I was the one holding his hand when he took his last breath. Not my mother who left because she forgot to sign the important papers. Not my sisters, one who hadn’t come home from the next town over for the last ten years, the other on the porch smoking a discount cigarette. Nor my brother, ashamed to make an appearance lest someone ask too many questions about his perfectly painted life with what turned out to be an unfaithful wife.
I plugged in the slow cookers and put the food on the tables. Pa had liked horseradish on his ham sammiches. Put the coffee on to drip. Pa had liked his coffee black. Straightened the photos around the urn. Pa had liked to wear his striped-shirt when it came time to get his picture took.

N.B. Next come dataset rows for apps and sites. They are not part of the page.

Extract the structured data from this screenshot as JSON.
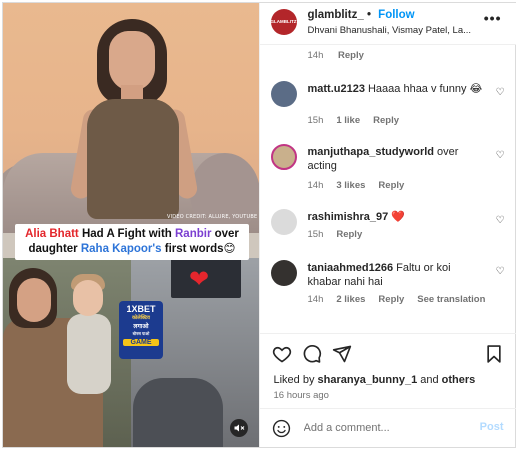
{
  "header": {
    "username": "glamblitz_",
    "separator": "•",
    "follow_label": "Follow",
    "tagged": "Dhvani Bhanushali, Vismay Patel, La...",
    "avatar_text": "GLAMBLITZ",
    "more_icon": "more-horizontal-icon"
  },
  "media": {
    "credit": "VIDEO CREDIT: ALLURE, YOUTUBE",
    "caption_parts": {
      "p1": "Alia Bhatt",
      "p2": " Had A Fight with ",
      "p3": "Ranbir",
      "p4": " over daughter ",
      "p5": "Raha Kapoor's",
      "p6": " first words",
      "emoji": "😊"
    },
    "ad": {
      "brand": "1XBET",
      "line1": "कोलेक्टिव",
      "line2": "लगाओ",
      "line3": "बोनस पाओ",
      "game": "GAME"
    },
    "heart": "❤",
    "mute_icon": "muted-speaker-icon"
  },
  "comments": {
    "top_meta": {
      "time": "14h",
      "reply": "Reply"
    },
    "items": [
      {
        "user": "matt.u2123",
        "text": "Haaaa hhaa v funny 😂",
        "time": "15h",
        "likes": "1 like",
        "reply": "Reply",
        "avatar_color": "#5b6c86"
      },
      {
        "user": "manjuthapa_studyworld",
        "text": "over acting",
        "time": "14h",
        "likes": "3 likes",
        "reply": "Reply",
        "avatar_color": "#c9b08c"
      },
      {
        "user": "rashimishra_97",
        "text": "❤️",
        "time": "15h",
        "likes": "",
        "reply": "Reply",
        "avatar_color": "#dbdbdb"
      },
      {
        "user": "taniaahmed1266",
        "text": "Faltu or koi khabar nahi hai",
        "time": "14h",
        "likes": "2 likes",
        "reply": "Reply",
        "see_translation": "See translation",
        "avatar_color": "#34312f"
      }
    ]
  },
  "actions": {
    "liked_by_prefix": "Liked by ",
    "liked_by_user": "sharanya_bunny_1",
    "liked_by_and": " and ",
    "liked_by_others": "others",
    "time_ago": "16 hours ago"
  },
  "composer": {
    "placeholder": "Add a comment...",
    "post_label": "Post"
  },
  "colors": {
    "accent": "#0095f6",
    "brand": "#b3262a",
    "caption_red": "#e3262b",
    "caption_purple": "#7b3fd1",
    "caption_blue": "#2d74d8"
  }
}
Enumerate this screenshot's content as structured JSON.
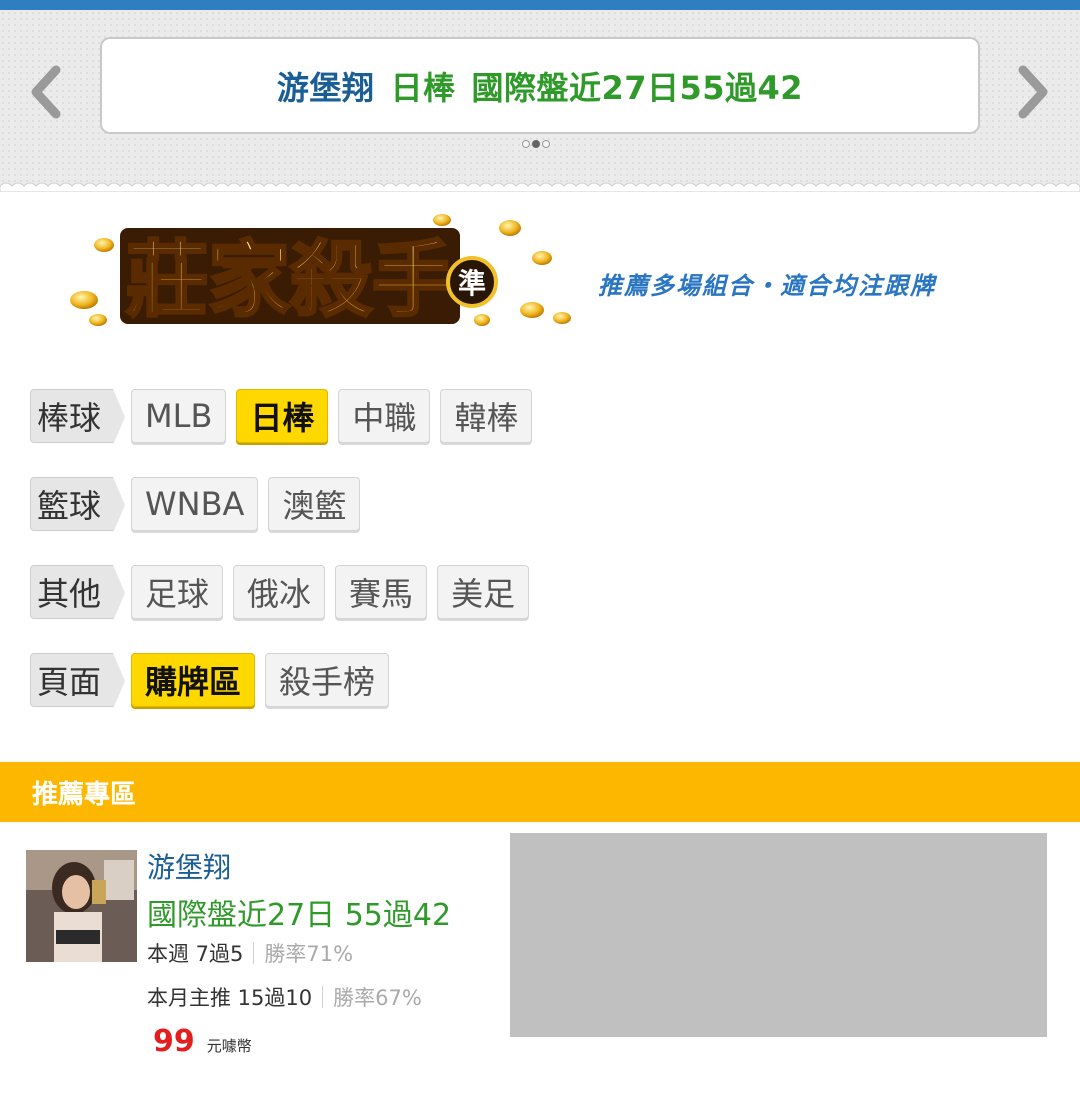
{
  "ticker": {
    "name": "游堡翔",
    "league": "日棒",
    "record": "國際盤近27日55過42",
    "dots_total": 3,
    "dots_active": 2
  },
  "header": {
    "logo_text": "莊家殺手",
    "logo_badge": "準",
    "slogan": "推薦多場組合・適合均注跟牌"
  },
  "filters": [
    {
      "label": "棒球",
      "chips": [
        {
          "text": "MLB",
          "active": false
        },
        {
          "text": "日棒",
          "active": true
        },
        {
          "text": "中職",
          "active": false
        },
        {
          "text": "韓棒",
          "active": false
        }
      ]
    },
    {
      "label": "籃球",
      "chips": [
        {
          "text": "WNBA",
          "active": false
        },
        {
          "text": "澳籃",
          "active": false
        }
      ]
    },
    {
      "label": "其他",
      "chips": [
        {
          "text": "足球",
          "active": false
        },
        {
          "text": "俄冰",
          "active": false
        },
        {
          "text": "賽馬",
          "active": false
        },
        {
          "text": "美足",
          "active": false
        }
      ]
    },
    {
      "label": "頁面",
      "chips": [
        {
          "text": "購牌區",
          "active": true
        },
        {
          "text": "殺手榜",
          "active": false
        }
      ]
    }
  ],
  "section": {
    "title": "推薦專區"
  },
  "card": {
    "name": "游堡翔",
    "record": "國際盤近27日 55過42",
    "week_label": "本週 7過5",
    "week_rate": "勝率71%",
    "month_label": "本月主推 15過10",
    "month_rate": "勝率67%",
    "price": "99",
    "unit": "元噱幣"
  },
  "colors": {
    "accent_yellow": "#ffd800",
    "section_bar": "#fdb700",
    "name_blue": "#1a5e96",
    "record_green": "#2f9a2a",
    "price_red": "#e21e1e"
  }
}
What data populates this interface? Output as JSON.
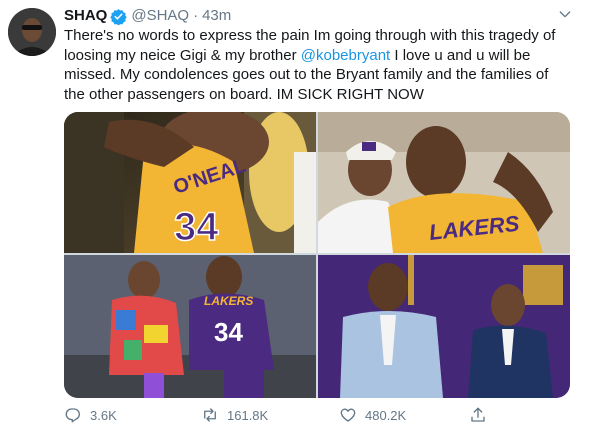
{
  "author": {
    "name": "SHAQ",
    "handle": "@SHAQ",
    "separator": "·",
    "time": "43m",
    "verified": true
  },
  "tweet": {
    "text_before": "There's no words to express the pain Im going through with this tragedy of loosing my neice Gigi & my brother ",
    "mention": "@kobebryant",
    "text_after": " I love u and u will be missed. My condolences goes out to the Bryant family and the families of the other passengers on board. IM SICK RIGHT NOW"
  },
  "media": {
    "count": 4,
    "jersey_back_text": "O'NEAL",
    "jersey_number": "34",
    "lakers_text": "LAKERS"
  },
  "actions": {
    "replies": "3.6K",
    "retweets": "161.8K",
    "likes": "480.2K"
  },
  "colors": {
    "accent": "#1b95e0",
    "verified": "#1da1f2",
    "muted": "#657786",
    "lakers_gold": "#f2b634",
    "lakers_purple": "#4b2a82"
  },
  "icons": [
    "verified-badge-icon",
    "caret-down-icon",
    "reply-icon",
    "retweet-icon",
    "like-icon",
    "share-icon"
  ]
}
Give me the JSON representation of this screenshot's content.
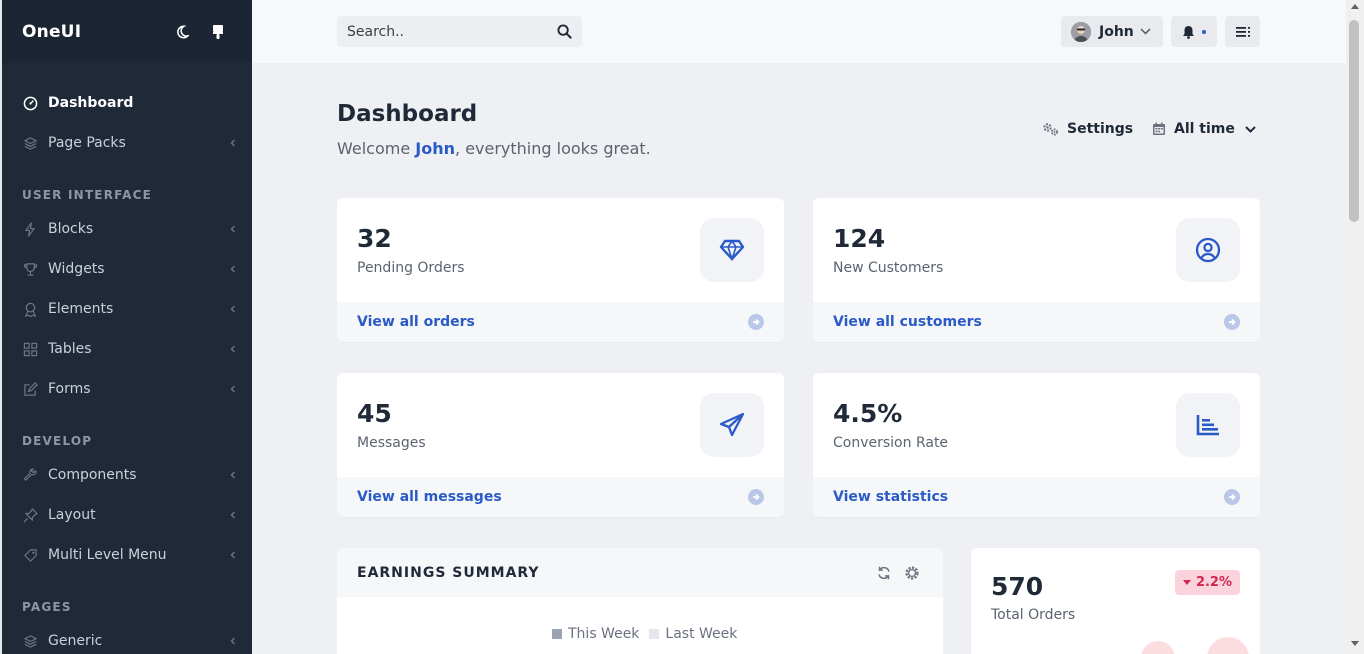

I said my piece in front of those who gathered there. I sang a song in a shaky voice. Shook all the hands, gave all the hugs, patted all the backs, saying, “Yes, we really should do lunch some time,” knowing I didn’t mean it and neither did they.
I put the leftovers in empty cottage cheese containers. Stuffed the paper tablecloths in the garbage cans. Folded the tables and chairs. Put them away.
I stared at the brown urn, broke off one of the roses and tucked it behind my ear, opened the old autograph book set amongst the memorabilia. Mama gave it to me for Christmas when I was seven. Saw his chicken scratch scrawl, one of three times he’d written something especially for me during his lifetime. He never signed them with to or from. Or love. “You’re sure a swell kid, Dad.”
I thought about the other two times he’d written something to me, those two notes in the box under the bed at home. One was when he asked me to prepare the conference room for an important meeting. “The pitcher of water with the oranges floating in it was a nice touch.” They were lemons.
The third time was when he borrowed my only homestead credit after my divorce. “I, George Bellings, owe Cynthia Bellings $3500.”
He never did pay it back.
COPPER ROSE perforates the edges of the page while writing unusual stories from the heart of Wisconsin. Her work has appeared in various anthologies and online journals. She also understands there really is something about pie. Connect with her at https://julieceger.wordpress.com/copper-rose-author/ and on Facebook: Author Copper Rose